“Let’s pretend,” we suggest. Let’s pretend we’re astronauts, barrel racers, pirates, or, in the case of my cousin’s toddler, a cow. Elise’s cow thing has been going on for some time, complete with sounds and tail switches. I presume the latter activity is to keep off flies. I was a shapeshifter myself as a child, changing from underwater explorer to archeologist to Indian, the latter arising from my admiration of my Aunt Christine, who was Native American.

What is pretending? What is making up stories, if it isn’t writing? If we were all born storytellers, why did we stop? We left the downy comfort of our nest. When we did, we found ourselves in a world of expectations, of rules, of constant comparison to others. We were thrown into a world of shall nots, instead of a world of why nots.

For most people, it starts with formal schooling. My friend Terri drove a school bus. She was dismayed at the change she saw in her little passengers by the end of the first week of school, from insatiably curious and excited, to subdued or rebellious and sassy.

What do we learn at school?
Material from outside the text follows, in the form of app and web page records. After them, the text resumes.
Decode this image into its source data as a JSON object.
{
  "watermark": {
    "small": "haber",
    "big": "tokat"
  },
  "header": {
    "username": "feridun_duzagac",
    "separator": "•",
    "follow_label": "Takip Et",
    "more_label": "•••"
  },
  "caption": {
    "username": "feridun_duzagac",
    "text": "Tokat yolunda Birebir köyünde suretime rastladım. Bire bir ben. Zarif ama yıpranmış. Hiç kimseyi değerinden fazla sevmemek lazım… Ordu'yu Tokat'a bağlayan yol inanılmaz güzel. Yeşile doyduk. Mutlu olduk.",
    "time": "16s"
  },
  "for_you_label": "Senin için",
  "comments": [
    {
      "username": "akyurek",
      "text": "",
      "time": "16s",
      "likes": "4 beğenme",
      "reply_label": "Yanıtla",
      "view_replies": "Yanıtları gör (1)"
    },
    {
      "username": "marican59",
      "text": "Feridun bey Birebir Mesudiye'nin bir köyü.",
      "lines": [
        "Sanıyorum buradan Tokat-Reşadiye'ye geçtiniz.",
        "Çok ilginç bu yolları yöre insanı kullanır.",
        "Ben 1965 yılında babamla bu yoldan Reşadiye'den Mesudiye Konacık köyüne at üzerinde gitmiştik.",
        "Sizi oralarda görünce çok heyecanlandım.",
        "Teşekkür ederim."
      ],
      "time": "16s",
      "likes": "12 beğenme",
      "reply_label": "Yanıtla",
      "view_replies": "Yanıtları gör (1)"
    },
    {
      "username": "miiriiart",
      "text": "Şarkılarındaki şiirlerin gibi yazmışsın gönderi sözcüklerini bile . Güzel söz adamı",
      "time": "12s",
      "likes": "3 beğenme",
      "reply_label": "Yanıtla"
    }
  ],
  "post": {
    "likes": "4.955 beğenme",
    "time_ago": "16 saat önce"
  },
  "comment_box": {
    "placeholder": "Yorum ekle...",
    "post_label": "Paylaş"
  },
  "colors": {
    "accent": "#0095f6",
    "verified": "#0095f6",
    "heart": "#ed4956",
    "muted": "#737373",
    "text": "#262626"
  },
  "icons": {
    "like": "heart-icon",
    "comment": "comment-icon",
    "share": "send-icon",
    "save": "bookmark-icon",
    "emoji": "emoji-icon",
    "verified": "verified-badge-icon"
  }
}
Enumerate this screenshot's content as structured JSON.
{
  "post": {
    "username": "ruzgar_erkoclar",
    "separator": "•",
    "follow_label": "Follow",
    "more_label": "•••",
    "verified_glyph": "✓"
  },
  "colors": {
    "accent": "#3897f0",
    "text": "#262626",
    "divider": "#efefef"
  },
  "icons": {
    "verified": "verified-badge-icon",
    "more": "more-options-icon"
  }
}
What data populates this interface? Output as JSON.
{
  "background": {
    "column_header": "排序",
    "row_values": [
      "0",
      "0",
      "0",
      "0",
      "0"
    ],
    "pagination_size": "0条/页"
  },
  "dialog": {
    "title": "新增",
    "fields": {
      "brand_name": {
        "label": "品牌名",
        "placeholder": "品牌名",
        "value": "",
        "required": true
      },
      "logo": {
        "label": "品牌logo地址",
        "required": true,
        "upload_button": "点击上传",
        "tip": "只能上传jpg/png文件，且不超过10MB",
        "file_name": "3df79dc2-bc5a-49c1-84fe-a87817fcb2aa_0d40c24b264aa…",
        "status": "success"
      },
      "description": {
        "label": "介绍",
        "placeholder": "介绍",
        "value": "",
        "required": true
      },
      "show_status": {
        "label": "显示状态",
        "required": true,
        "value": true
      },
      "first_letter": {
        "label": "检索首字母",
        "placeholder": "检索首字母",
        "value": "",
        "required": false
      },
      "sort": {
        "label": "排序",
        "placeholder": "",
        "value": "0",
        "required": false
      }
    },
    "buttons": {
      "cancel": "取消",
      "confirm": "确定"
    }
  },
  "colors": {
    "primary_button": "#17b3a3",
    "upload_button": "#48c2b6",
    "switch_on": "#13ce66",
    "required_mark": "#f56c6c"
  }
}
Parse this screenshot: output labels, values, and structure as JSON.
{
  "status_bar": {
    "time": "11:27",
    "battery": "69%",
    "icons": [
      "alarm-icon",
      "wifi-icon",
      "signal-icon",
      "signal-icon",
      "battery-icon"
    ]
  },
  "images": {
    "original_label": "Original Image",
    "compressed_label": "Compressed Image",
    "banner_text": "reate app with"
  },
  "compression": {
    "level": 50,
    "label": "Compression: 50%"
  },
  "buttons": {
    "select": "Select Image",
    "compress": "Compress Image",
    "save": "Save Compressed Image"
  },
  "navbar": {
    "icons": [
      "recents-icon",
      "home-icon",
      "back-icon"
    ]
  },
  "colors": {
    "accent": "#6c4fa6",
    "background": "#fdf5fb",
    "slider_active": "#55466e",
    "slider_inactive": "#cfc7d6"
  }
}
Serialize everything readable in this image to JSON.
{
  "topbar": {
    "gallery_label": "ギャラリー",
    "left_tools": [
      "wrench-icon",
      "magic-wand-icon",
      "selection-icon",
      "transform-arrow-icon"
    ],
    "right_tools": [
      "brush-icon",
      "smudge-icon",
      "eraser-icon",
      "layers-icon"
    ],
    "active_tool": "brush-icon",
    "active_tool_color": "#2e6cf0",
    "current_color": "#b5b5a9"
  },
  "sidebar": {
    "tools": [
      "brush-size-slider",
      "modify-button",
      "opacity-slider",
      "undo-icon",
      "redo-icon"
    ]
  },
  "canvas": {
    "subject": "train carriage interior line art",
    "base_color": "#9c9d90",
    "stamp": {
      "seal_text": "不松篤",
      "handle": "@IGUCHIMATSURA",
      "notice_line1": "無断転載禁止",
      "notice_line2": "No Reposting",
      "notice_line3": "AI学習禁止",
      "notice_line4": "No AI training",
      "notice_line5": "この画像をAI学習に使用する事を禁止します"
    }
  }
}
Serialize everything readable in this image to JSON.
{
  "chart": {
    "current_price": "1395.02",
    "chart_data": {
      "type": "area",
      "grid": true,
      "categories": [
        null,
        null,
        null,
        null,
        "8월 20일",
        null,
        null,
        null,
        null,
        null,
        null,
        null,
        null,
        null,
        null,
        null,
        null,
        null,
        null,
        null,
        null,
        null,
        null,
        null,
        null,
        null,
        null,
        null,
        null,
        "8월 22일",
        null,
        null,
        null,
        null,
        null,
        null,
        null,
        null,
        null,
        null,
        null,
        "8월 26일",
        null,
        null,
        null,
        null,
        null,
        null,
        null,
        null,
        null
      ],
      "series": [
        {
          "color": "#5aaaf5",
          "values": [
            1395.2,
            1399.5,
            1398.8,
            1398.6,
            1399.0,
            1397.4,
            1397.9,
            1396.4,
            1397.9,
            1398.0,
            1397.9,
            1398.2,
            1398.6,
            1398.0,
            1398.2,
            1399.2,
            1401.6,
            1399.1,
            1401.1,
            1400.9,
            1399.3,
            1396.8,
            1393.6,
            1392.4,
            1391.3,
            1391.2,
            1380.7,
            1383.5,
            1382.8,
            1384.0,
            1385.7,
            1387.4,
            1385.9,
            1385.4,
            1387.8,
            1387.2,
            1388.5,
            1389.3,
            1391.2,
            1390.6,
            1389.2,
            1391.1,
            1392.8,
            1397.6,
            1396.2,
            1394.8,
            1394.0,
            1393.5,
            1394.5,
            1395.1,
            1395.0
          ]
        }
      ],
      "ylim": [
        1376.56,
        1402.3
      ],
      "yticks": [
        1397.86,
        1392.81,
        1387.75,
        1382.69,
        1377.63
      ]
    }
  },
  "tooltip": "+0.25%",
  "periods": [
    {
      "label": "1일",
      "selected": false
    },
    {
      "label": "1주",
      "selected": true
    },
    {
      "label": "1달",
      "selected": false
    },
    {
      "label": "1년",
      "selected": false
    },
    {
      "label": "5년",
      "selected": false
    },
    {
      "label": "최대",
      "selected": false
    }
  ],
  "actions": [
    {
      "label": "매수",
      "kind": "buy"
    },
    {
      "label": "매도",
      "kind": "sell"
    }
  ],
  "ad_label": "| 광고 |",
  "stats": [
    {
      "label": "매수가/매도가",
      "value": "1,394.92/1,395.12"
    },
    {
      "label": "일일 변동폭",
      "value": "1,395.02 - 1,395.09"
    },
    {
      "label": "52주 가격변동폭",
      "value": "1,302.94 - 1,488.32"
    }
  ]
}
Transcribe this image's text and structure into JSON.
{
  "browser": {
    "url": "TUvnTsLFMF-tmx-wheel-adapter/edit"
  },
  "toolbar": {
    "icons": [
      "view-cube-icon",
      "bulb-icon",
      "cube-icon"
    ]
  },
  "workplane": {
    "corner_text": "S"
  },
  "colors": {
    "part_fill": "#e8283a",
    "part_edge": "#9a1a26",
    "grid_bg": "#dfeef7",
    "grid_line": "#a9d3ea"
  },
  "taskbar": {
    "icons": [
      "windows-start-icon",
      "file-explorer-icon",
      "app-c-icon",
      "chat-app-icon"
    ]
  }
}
  • There’s a pecking order. The littlest chicks are at the bottom and the cock-sure experts are at the top. They know everything. Plus, they are bigger than you.
  • Making mistakes is bad. Beyond bad. Never make mistakes. Kids who make mistakes are stupid and careless. They can’t be trusted to take care of themselves, to figure things out on their own. Those who make mistakes will get bad grades, demerits, and detention. They will be publicly humiliated. Never have a big house, loads of clothes, or a fine car. Won’t get into the right college.
  • In writing, form trumps content. You are penalized for every mistake you make, however insignificant. You learn that having a fertile imagination and telling a good story is nowhere near as important as the proper placement of apostrophes, correct spelling, or standard grammar, whatever standard happens to be at the time.
  • Only some people are gifted. This is one of the most toxic ideas in our society. It sends the message that if you don’t get immediate results with little effort, you don’t have talent. You might as well give up.  It doesn’t acknowledge the consistent hard work that leads to success in writing, art, music, cooking, sports, or any other field. In a debate about schools and creativity on a site called debate.org, a recent post stated that if a person isn’t “naturally creative,” they never will be, implying that it’s not the school’s fault, since nothing can be done about it. And if you are labeled as gifted, you may be haunted by the fear that you’ll never live up to the label. You will find yourself in a competition to determine who is the most gifted.

The words of others have great power to shape your self-image and your belief in possibilities when you are a fledgling. A young lady I know dreamed of becoming a lawyer and graduating from an Ivy League University. The response of the most important person in her life was, “Who do you think you are to think you could do that!” My friend who expressed an interest in becoming a doctor was told by an advisor, “Oh no. You can’t do that. People from here don’t do that.” A sixth grade teacher told my friend whose family worked a truck farm that the unabridged works of Charles Dickens were too advanced for him.

Psychologist Laura Huxley, in her 1963 book, You Are Not the Target, pointed out that if an adult accuses a child again and again of being a liar, that child may eventually become a liar. Often the child is simply fantasizing and in her mind actually seeing the fairies under the mayapple leaves in the woodlot.

The old childhood saying, “Sticks and stones may break my bones, but words will never hurt me,” is simply not true. You have to learn not to let words damage you.

Sometimes the first step in writing is to exhume those words embalmed in your subconscious. You didn’t put them there. Someone else did. Maybe you need to have a funeral for them the way we did at band camp for the song “Ninety Nine Bottles of Beer on the Wall.” It had been sung far too often that week. The words went into a cardboard box and were buried with great ceremony on a sandy beach in Michigan.